The annual Wildfoods Festival at Hokitika is one such event that is worth dropping into, with many bizarre and delightful oddities to taste. Awards are presented to different categories and the day is capped off with live entertainment. Visitors to Auckland can drop into The City Farmer’s Market in the centre of the Britomart precinct, held every weekend with a wide selection of locally grown regional produce.
Food and wine festivals are held throughout the year in the major cities including Auckland, Nelson, Queenstown, Martinborough, Canterbury and Hawke’s Bay, allowing visitors to learn and appreciate the joy of matching good food to the correct wine.
Wine connoisseurs will be easily satisfied in New Zealand, with many award-winning wine varieties produced here including sauvignon blanc, chardonnay, cabernet sauvignon, pinot noir and merlot. Some of the most renowned wine-growing areas on the North Island include West Auckland, Gisborne, Martinborough and Hawke’s Bay, and on the South Island Marlborough, Central Otago and Canterbury. Note that many wineries also own attached restaurants, allowing visitors to appreciate the subtleties of fine wine masterfully matched with each dish.
A day trip of fine dining and wine-tasting is a popular option, with many operators running different tour packages. For those seeking a longer stay, there is no shortage of accommodation in these regions.

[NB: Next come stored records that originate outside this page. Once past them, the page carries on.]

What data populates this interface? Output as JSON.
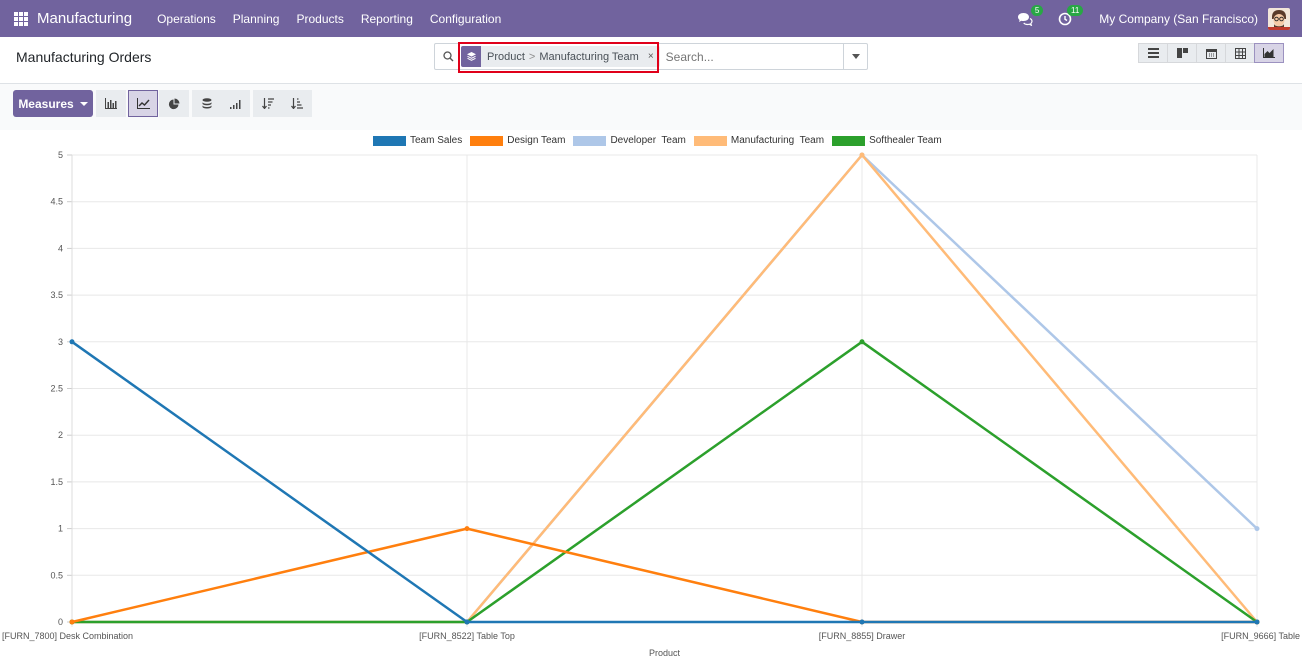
{
  "navbar": {
    "app_name": "Manufacturing",
    "menu": [
      "Operations",
      "Planning",
      "Products",
      "Reporting",
      "Configuration"
    ],
    "messages_count": "5",
    "activities_count": "11",
    "company": "My Company (San Francisco)"
  },
  "control": {
    "title": "Manufacturing Orders",
    "facet": {
      "first": "Product",
      "separator": ">",
      "second": "Manufacturing Team",
      "remove": "×"
    },
    "search_placeholder": "Search...",
    "views": [
      "list-icon",
      "kanban-icon",
      "calendar-icon",
      "pivot-icon",
      "graph-icon"
    ],
    "active_view": "graph-icon"
  },
  "toolbar": {
    "measures_label": "Measures",
    "buttons": [
      "bar-chart-icon",
      "line-chart-icon",
      "pie-chart-icon",
      "stacked-icon",
      "cumulative-icon",
      "sort-descending-icon",
      "sort-ascending-icon"
    ],
    "active_chart": "line-chart-icon"
  },
  "colors": {
    "accent": "#71639e",
    "series": [
      "#1f77b4",
      "#ff7f0e",
      "#aec7e8",
      "#ffbb78",
      "#2ca02c"
    ]
  },
  "chart_data": {
    "type": "line",
    "xlabel": "Product",
    "ylabel": "",
    "ylim": [
      0,
      5
    ],
    "yticks": [
      "0",
      "0.5",
      "1",
      "1.5",
      "2",
      "2.5",
      "3",
      "3.5",
      "4",
      "4.5",
      "5"
    ],
    "grid": true,
    "legend": "top-center",
    "categories": [
      "[FURN_7800] Desk Combination",
      "[FURN_8522] Table Top",
      "[FURN_8855] Drawer",
      "[FURN_9666] Table"
    ],
    "series": [
      {
        "name": "Team Sales",
        "values": [
          3,
          0,
          0,
          0
        ]
      },
      {
        "name": "Design Team",
        "values": [
          0,
          1,
          0,
          0
        ]
      },
      {
        "name": "Developer  Team",
        "values": [
          0,
          0,
          5,
          1
        ]
      },
      {
        "name": "Manufacturing  Team",
        "values": [
          0,
          0,
          5,
          0
        ]
      },
      {
        "name": "Softhealer Team",
        "values": [
          0,
          0,
          3,
          0
        ]
      }
    ]
  }
}
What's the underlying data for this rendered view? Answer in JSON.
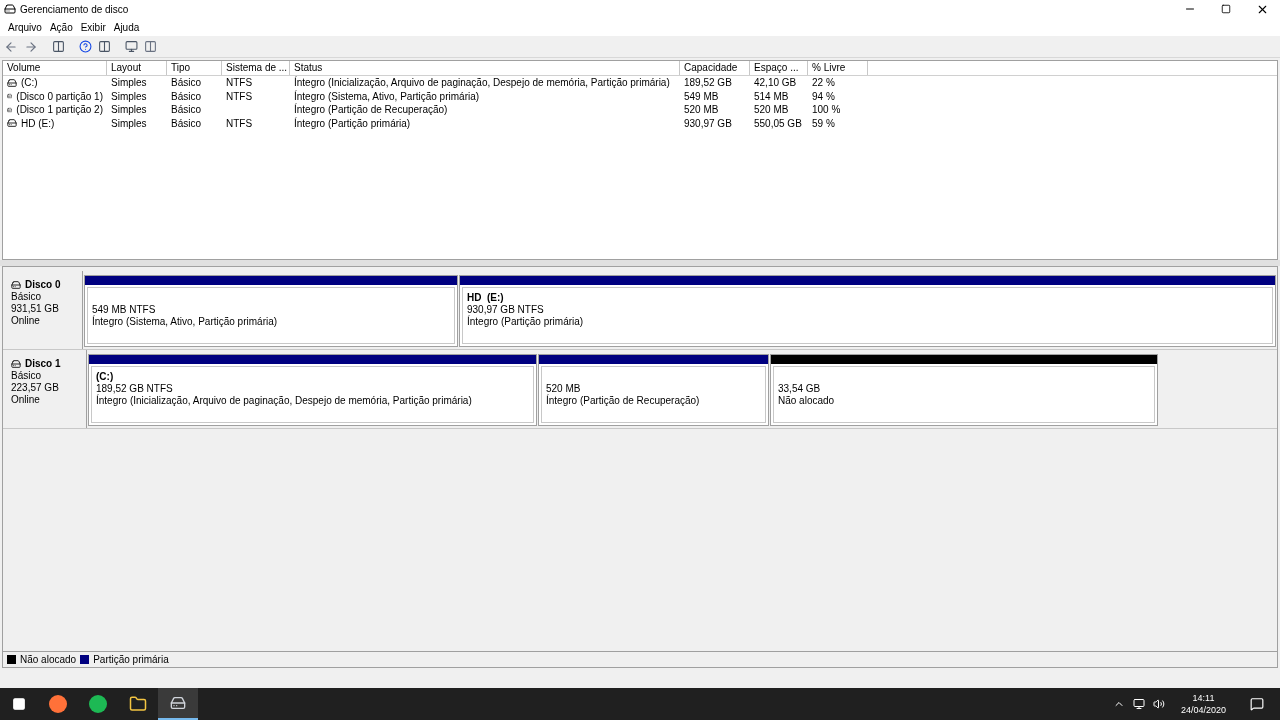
{
  "window": {
    "title": "Gerenciamento de disco"
  },
  "menu": [
    "Arquivo",
    "Ação",
    "Exibir",
    "Ajuda"
  ],
  "table": {
    "columns": [
      "Volume",
      "Layout",
      "Tipo",
      "Sistema de ...",
      "Status",
      "Capacidade",
      "Espaço ...",
      "% Livre"
    ],
    "rows": [
      [
        "(C:)",
        "Simples",
        "Básico",
        "NTFS",
        "Íntegro (Inicialização, Arquivo de paginação, Despejo de memória, Partição primária)",
        "189,52 GB",
        "42,10 GB",
        "22 %"
      ],
      [
        "(Disco 0 partição 1)",
        "Simples",
        "Básico",
        "NTFS",
        "Íntegro (Sistema, Ativo, Partição primária)",
        "549 MB",
        "514 MB",
        "94 %"
      ],
      [
        "(Disco 1 partição 2)",
        "Simples",
        "Básico",
        "",
        "Íntegro (Partição de Recuperação)",
        "520 MB",
        "520 MB",
        "100 %"
      ],
      [
        "HD (E:)",
        "Simples",
        "Básico",
        "NTFS",
        "Íntegro (Partição primária)",
        "930,97 GB",
        "550,05 GB",
        "59 %"
      ]
    ]
  },
  "disks": [
    {
      "name": "Disco 0",
      "type": "Básico",
      "size": "931,51 GB",
      "state": "Online",
      "partitions": [
        {
          "kind": "primary",
          "size": "549 MB NTFS",
          "status": "Íntegro (Sistema, Ativo, Partição primária)"
        },
        {
          "kind": "primary",
          "label": "HD  (E:)",
          "size": "930,97 GB NTFS",
          "status": "Íntegro (Partição primária)"
        }
      ]
    },
    {
      "name": "Disco 1",
      "type": "Básico",
      "size": "223,57 GB",
      "state": "Online",
      "partitions": [
        {
          "kind": "primary",
          "label": "(C:)",
          "size": "189,52 GB NTFS",
          "status": "Íntegro (Inicialização, Arquivo de paginação, Despejo de memória, Partição primária)"
        },
        {
          "kind": "primary",
          "size": "520 MB",
          "status": "Íntegro (Partição de Recuperação)"
        },
        {
          "kind": "unallocated",
          "size": "33,54 GB",
          "status": "Não alocado"
        }
      ]
    }
  ],
  "legend": [
    {
      "label": "Não alocado",
      "color": "#000000"
    },
    {
      "label": "Partição primária",
      "color": "#000080"
    }
  ],
  "taskbar": {
    "time": "14:11",
    "date": "24/04/2020"
  }
}
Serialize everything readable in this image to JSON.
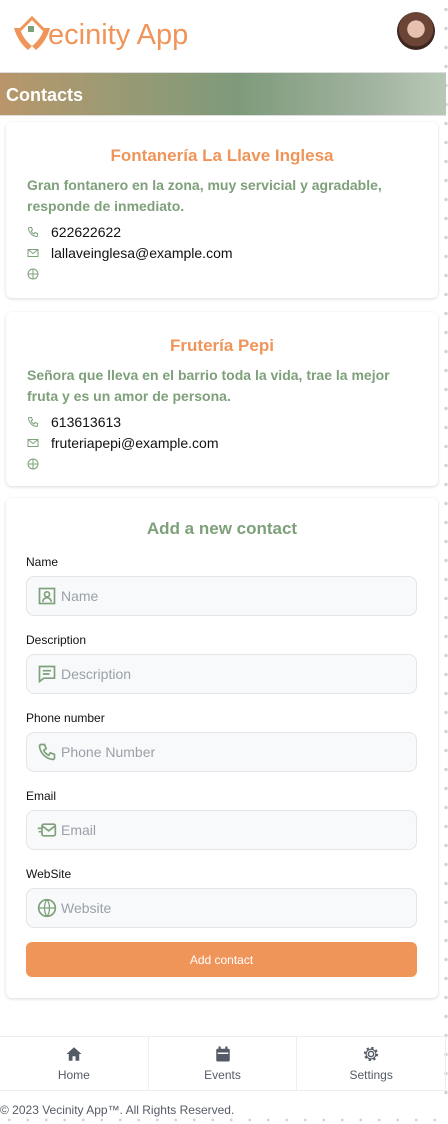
{
  "app": {
    "logo_text": "ecinity App",
    "logo_full": "Vecinity App"
  },
  "banner": {
    "title": "Contacts"
  },
  "contacts": [
    {
      "name": "Fontanería La Llave Inglesa",
      "description": "Gran fontanero en la zona, muy servicial y agradable, responde de inmediato.",
      "phone": "622622622",
      "email": "lallaveinglesa@example.com"
    },
    {
      "name": "Frutería Pepi",
      "description": "Señora que lleva en el barrio toda la vida, trae la mejor fruta y es un amor de persona.",
      "phone": "613613613",
      "email": "fruteriapepi@example.com"
    }
  ],
  "form": {
    "title": "Add a new contact",
    "fields": [
      {
        "label": "Name",
        "placeholder": "Name"
      },
      {
        "label": "Description",
        "placeholder": "Description"
      },
      {
        "label": "Phone number",
        "placeholder": "Phone Number"
      },
      {
        "label": "Email",
        "placeholder": "Email"
      },
      {
        "label": "WebSite",
        "placeholder": "Website"
      }
    ],
    "submit": "Add contact"
  },
  "nav": [
    {
      "label": "Home"
    },
    {
      "label": "Events"
    },
    {
      "label": "Settings"
    }
  ],
  "footer": "© 2023 Vecinity App™. All Rights Reserved.",
  "colors": {
    "accent": "#f0955a",
    "green": "#7ea07a"
  }
}
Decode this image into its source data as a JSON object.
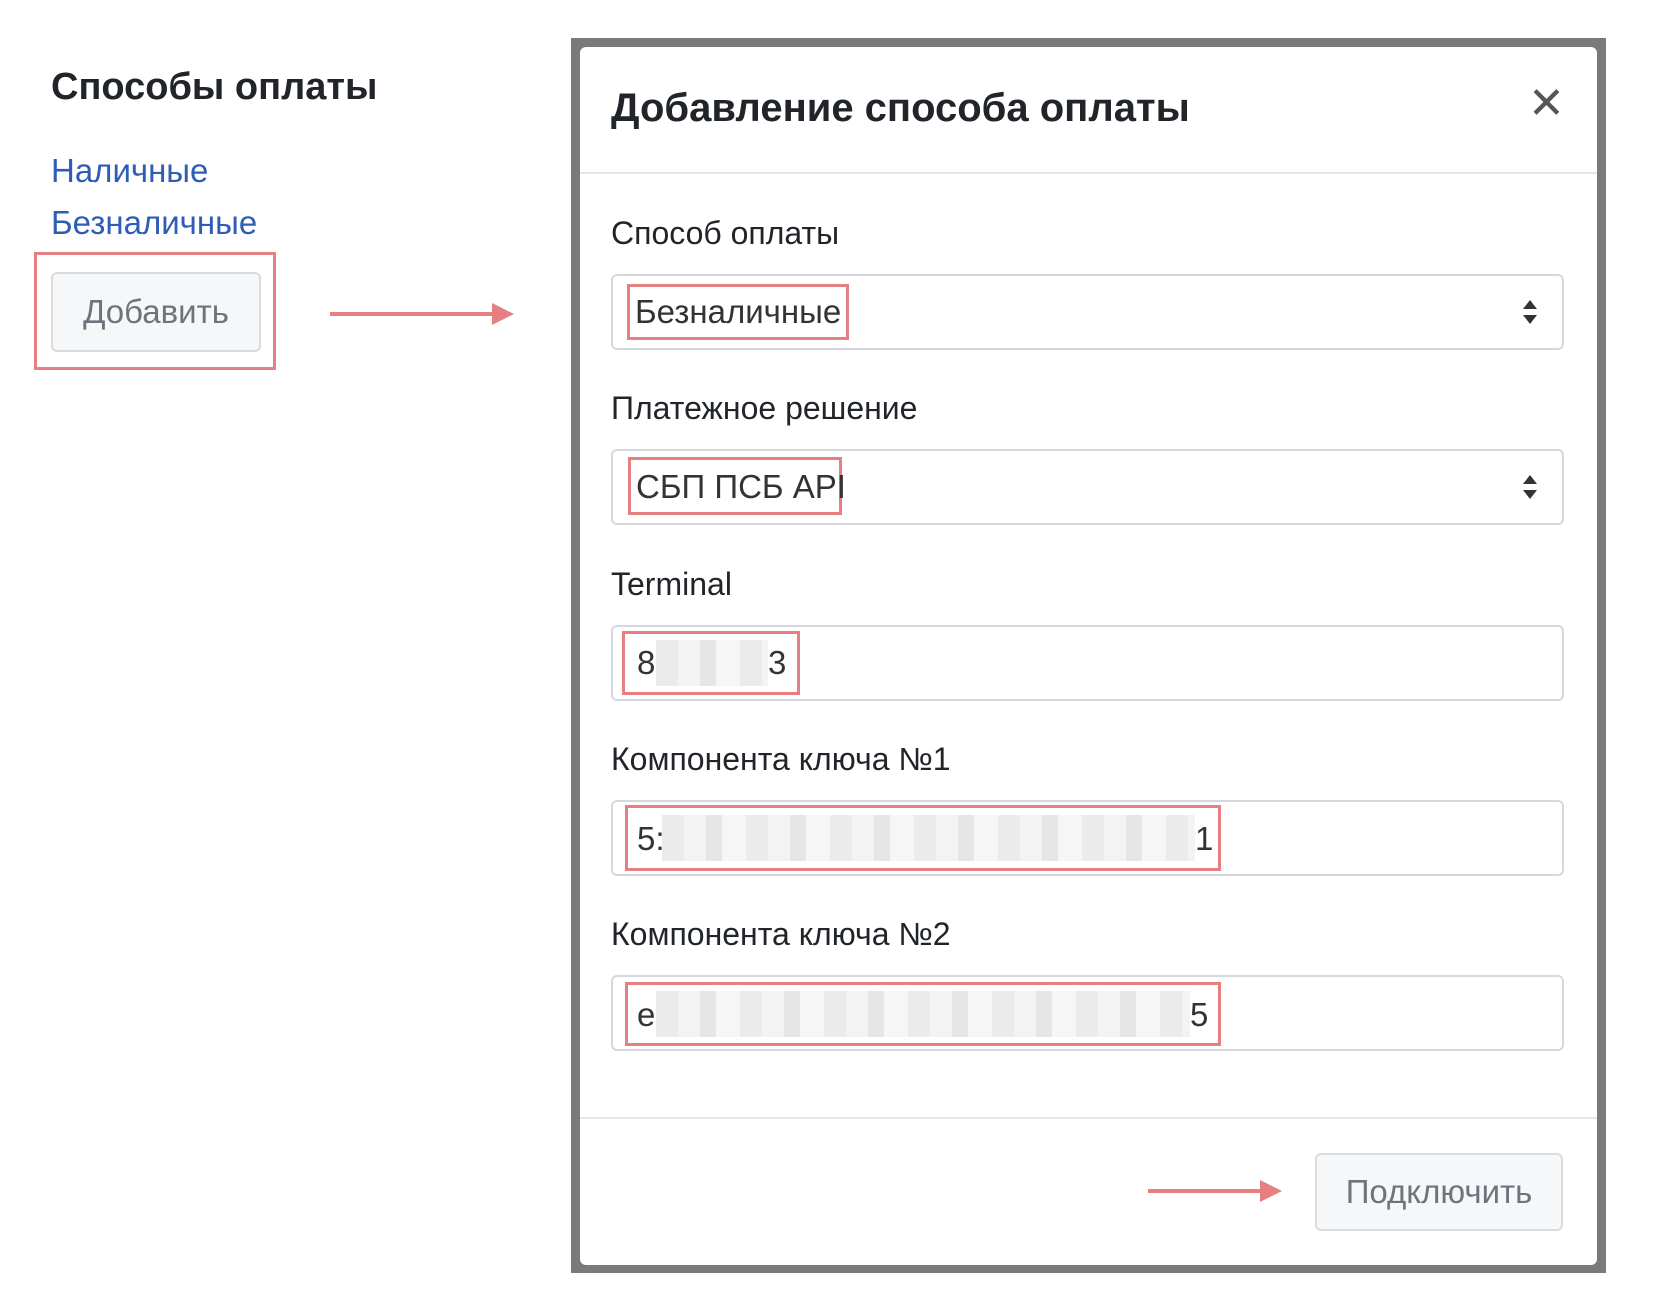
{
  "sidebar": {
    "title": "Способы оплаты",
    "methods": [
      "Наличные",
      "Безналичные"
    ],
    "add_label": "Добавить"
  },
  "modal": {
    "title": "Добавление способа оплаты",
    "close_icon": "close-icon",
    "fields": [
      {
        "label": "Способ оплаты",
        "value": "Безналичные",
        "type": "select"
      },
      {
        "label": "Платежное решение",
        "value": "СБП ПСБ API",
        "type": "select"
      },
      {
        "label": "Terminal",
        "value_start": "8",
        "value_end": "3",
        "type": "input"
      },
      {
        "label": "Компонента ключа №1",
        "value_start": "5:",
        "value_end": "1",
        "type": "input"
      },
      {
        "label": "Компонента ключа №2",
        "value_start": "e",
        "value_end": "5",
        "type": "input"
      }
    ],
    "submit_label": "Подключить"
  },
  "colors": {
    "highlight": "#e57f80",
    "link": "#2f5db6"
  }
}
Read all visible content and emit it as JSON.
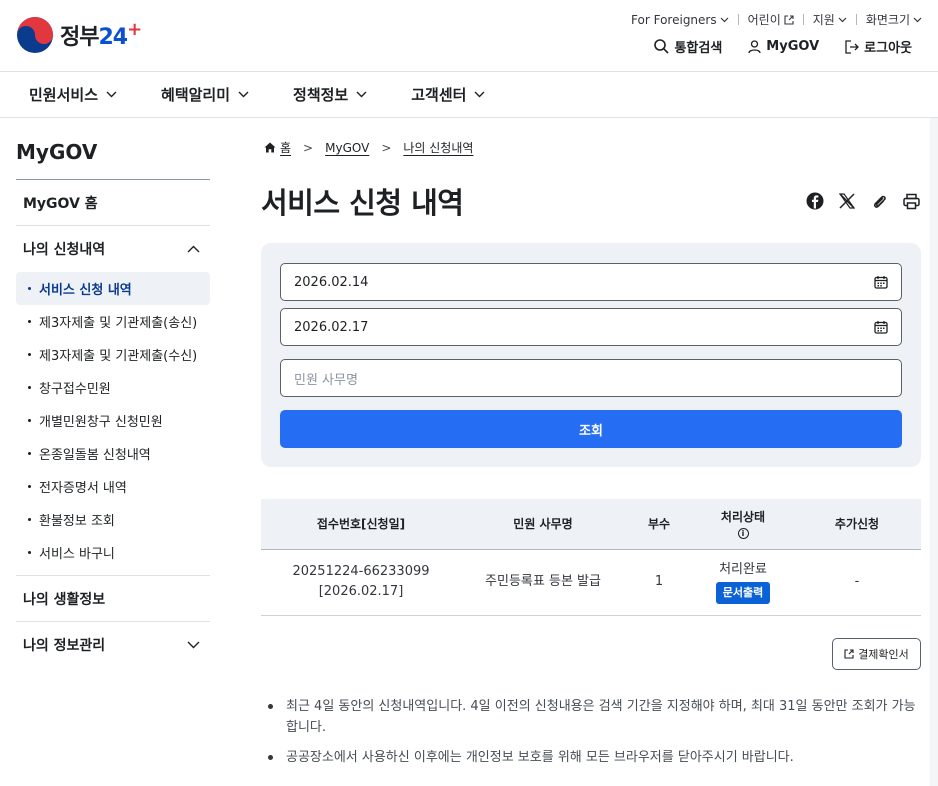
{
  "header": {
    "logo": {
      "text": "정부",
      "num": "24"
    },
    "util_links": [
      {
        "label": "For Foreigners"
      },
      {
        "label": "어린이"
      },
      {
        "label": "지원"
      },
      {
        "label": "화면크기"
      }
    ],
    "top_nav": [
      {
        "label": "통합검색",
        "icon": "search-icon"
      },
      {
        "label": "MyGOV",
        "icon": "user-icon"
      },
      {
        "label": "로그아웃",
        "icon": "logout-icon"
      }
    ]
  },
  "gnb": [
    {
      "label": "민원서비스"
    },
    {
      "label": "혜택알리미"
    },
    {
      "label": "정책정보"
    },
    {
      "label": "고객센터"
    }
  ],
  "sidebar": {
    "title": "MyGOV",
    "home": "MyGOV 홈",
    "section_apply": "나의 신청내역",
    "items": [
      {
        "label": "서비스 신청 내역",
        "active": true
      },
      {
        "label": "제3자제출 및 기관제출(송신)"
      },
      {
        "label": "제3자제출 및 기관제출(수신)"
      },
      {
        "label": "창구접수민원"
      },
      {
        "label": "개별민원창구 신청민원"
      },
      {
        "label": "온종일돌봄 신청내역"
      },
      {
        "label": "전자증명서 내역"
      },
      {
        "label": "환불정보 조회"
      },
      {
        "label": "서비스 바구니"
      }
    ],
    "section_life": "나의 생활정보",
    "section_manage": "나의 정보관리"
  },
  "breadcrumb": {
    "home": "홈",
    "mygov": "MyGOV",
    "current": "나의 신청내역",
    "separator": ">"
  },
  "page_title": "서비스 신청 내역",
  "search": {
    "start_date": "2026.02.14",
    "end_date": "2026.02.17",
    "keyword_placeholder": "민원 사무명",
    "button": "조회"
  },
  "table": {
    "headers": {
      "receipt_no": "접수번호[신청일]",
      "service": "민원 사무명",
      "copies": "부수",
      "status": "처리상태",
      "extra": "추가신청"
    },
    "rows": [
      {
        "receipt_no": "20251224-66233099",
        "date": "[2026.02.17]",
        "service": "주민등록표 등본 발급",
        "copies": "1",
        "status": "처리완료",
        "print_button": "문서출력",
        "extra": "-"
      }
    ]
  },
  "receipt_button": "결제확인서",
  "notes": [
    "최근 4일 동안의 신청내역입니다. 4일 이전의 신청내용은 검색 기간을 지정해야 하며, 최대 31일 동안만 조회가 가능합니다.",
    "공공장소에서 사용하신 이후에는 개인정보 보호를 위해 모든 브라우저를 닫아주시기 바랍니다."
  ],
  "colors": {
    "primary": "#256ef4",
    "panel": "#eef2f7",
    "print_button": "#0b61d6"
  }
}
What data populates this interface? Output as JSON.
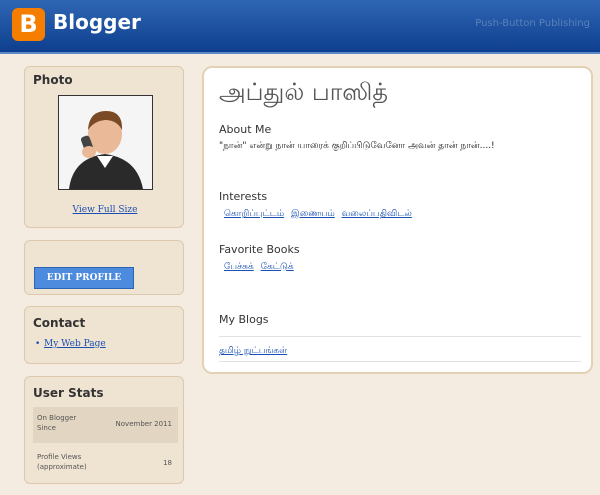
{
  "header": {
    "logo_letter": "B",
    "logo_text": "Blogger",
    "tagline": "Push-Button Publishing"
  },
  "sidebar": {
    "photo": {
      "title": "Photo",
      "view_full_size": "View Full Size"
    },
    "edit_profile_label": "EDIT PROFILE",
    "contact": {
      "title": "Contact",
      "web_page_link": "My Web Page"
    },
    "user_stats": {
      "title": "User Stats",
      "rows": [
        {
          "label": "On Blogger Since",
          "value": "November 2011"
        },
        {
          "label": "Profile Views (approximate)",
          "value": "18"
        }
      ]
    }
  },
  "profile": {
    "name": "அப்துல் பாஸித்",
    "about_title": "About Me",
    "about_text": "\"நான்\" என்று நான் யாரைக் குறிப்பிடுவேனோ அவன் தான் நான்....!",
    "interests_title": "Interests",
    "interests": [
      "கொறிப்புட்டம்",
      "இணையம்",
      "வலைப்பதிவிடல்"
    ],
    "books_title": "Favorite Books",
    "books": [
      "பேச்சுக்",
      "கேட்டுக்"
    ],
    "blogs_title": "My Blogs",
    "blogs": [
      "தமிழ் நுட்பங்கள்"
    ]
  },
  "colors": {
    "header_blue": "#0e3f8f",
    "logo_orange": "#f57d00",
    "link_blue": "#1a4fb3",
    "button_blue": "#4d8bdf",
    "page_bg": "#f4ece0"
  }
}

For an authentic New Zealand food experience, a traditional Maori hangi is definitely worth trying. This is an ancient cooking method usually reserved for special occasions, with a deep hole lined with hot stones and covered with damp vegetation and soil acting as an underground steamer for meat and vegetables.
This was traditionally a special way for extended family members to come together and enjoy each other’s company in a relaxed atmosphere, with the smoke-infused meal usually enjoyed under an outdoor marquee. Visitors to New Zealand are often invited to try this way of eating at the traditional villages of the Rotorua region on the North Island.
Food and Drink New Zealand
New Zealand is a major producer of fresh food and their wines are internationally regarded. New Zealand food and drink is of a high quality and is easily affordable, especially when compared to other nations.
New Zealand’s legal drinking age is 18. Large fines apply for businesses caught selling alcohol to minors, so you will probably be asked for proof of your age, in the form of a driver’s license or passport (your student ID or similar will not be sufficient.) Supermarkets sell alcohol seven days a week.
Drink driving is a serious offense and can lead to fines, lose of license and (in extreme cases) jail time. Students on a non-provisional license can normally have one standard drink each hour and still be allowed to drive. This is dependent on the type of drink, your size, if you’ve eaten anything recently and a host of other factors, and should be used as a guide only. Students on a provisional license cannot drink anything.
New Zealand has a huge range of eateries, running the gauntlet from cheap takeaway fish and chip stores (New Zealand’s unofficial national dish) to gourmet and nationally renowned restaurants. The multi-cultural influence is evident in the wide range of ethnic varieties. If a restaurant has a BYO (bring your own) license, you may bring your own alcohol to enjoy with your meal. Some restaurants charge a corkage fee for this service.
Supermarkets are the cheapest place to buy groceries. Most supermarkets have a deli or gourmet section and some specialist stores stock only organic produce. This is usually more expensive, but still relatively affordable. New Zealand supermarkets are in the process of phasing out plastic bags and sell reusable canvas bags. Some may offer a discount if you use these bags instead of plastic bags.
Farmers markets are held on weekends in most cities and sell cheap, fresh fruit and vegetables and other local produce, such as nuts, honey and herbs.